People in Scotland and northeast England have said they are “exhausted” as they endure a fifth day without power due to damage caused by Storm Arwen.
The Energy Networks Association (ENA) confirmed that 45,000 of their UK customers remain without power as of 8am on Tuesday.
It confirmed the storm‘s damage has affected around one million homes and businesses across the country.
Prime Minister Boris Johnson said he was “extremely sympathetic to everybody who’s suffered these power outages”.
“It must be appalling,” he said. “I think a million homes lost their electricity and 950,000 have seen that electricity now restored, but clearly for 50,000 people that is not good enough.
“And I want to reassure everybody that we’re working as hard as we can to get power back to those homes.”
Earlier, calls for British troops to assist the engineers were made in the House of Commons, as ministers came under fire for failing to provide an update to MPs on the impact of the storm for a second successive day.
Gemma Douglas, from West Allerdean, Northumberland, said she had “never seen anything like this” in her area.
“It has been exhausting… trying to keep warm, cook, is hard work,” the 39-year-old told the PA news agency.
“Where we live, there is no back-up system – we’re on our own… so many people (nearby) are without any help and it’s scary and worrying.”

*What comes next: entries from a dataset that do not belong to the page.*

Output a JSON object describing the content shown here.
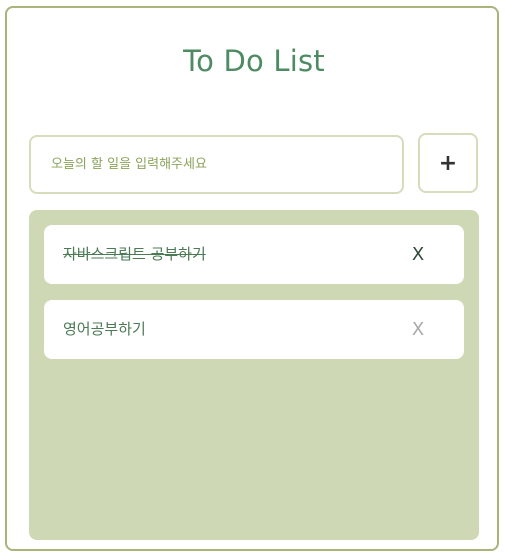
{
  "title": "To Do List",
  "input": {
    "value": "",
    "placeholder": "오늘의 할 일을 입력해주세요"
  },
  "add_button": {
    "label": "+"
  },
  "todos": [
    {
      "text": "자바스크립트 공부하기",
      "completed": true,
      "delete_label": "X",
      "delete_color": "#2f4a3a"
    },
    {
      "text": "영어공부하기",
      "completed": false,
      "delete_label": "X",
      "delete_color": "#a9a9a9"
    }
  ],
  "colors": {
    "accent": "#4e8a62",
    "border": "#a8b47a",
    "panel": "#cfd8b4"
  }
}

Indra Rampersad van Boeckel from Berwick-upon-Tweed has been without power since Friday evening and saw her shed crushed by a neighbouring tree.
“It’s heartbreaking really… it’s not easy even making a cup of tea on a stove,” the 42-year-old dentist told PA.
“The house is just a mess… we have burned our full stash of candles and had to get lots of extra supplies.”
The Met Office predicted a milder Tuesday but added that highs of 11C will be the warmest of the week for most.
A spokesperson for the ENA said: “Supporting and reconnecting customers is our absolute priority and our customer teams are working around the clock to contact customers and keep them informed.
“We are also working with other utilities, local authorities, emergency services and the British Red Cross to support this effort.”
The Met Office’s Stephen Dixon said the weather will be “turning colder” from Wednesday due to a northerly wind, adding: “Winds will be especially high in exposed coastal areas in the north and northeast, with gusts in excess of 40mph expected.
“The cool conditions will see some snow fall in the high ground of the far north, and generally as sleet or rain in low ground.
“That theme continues into Thursday, with a band of rain moving in from the west later in the day.”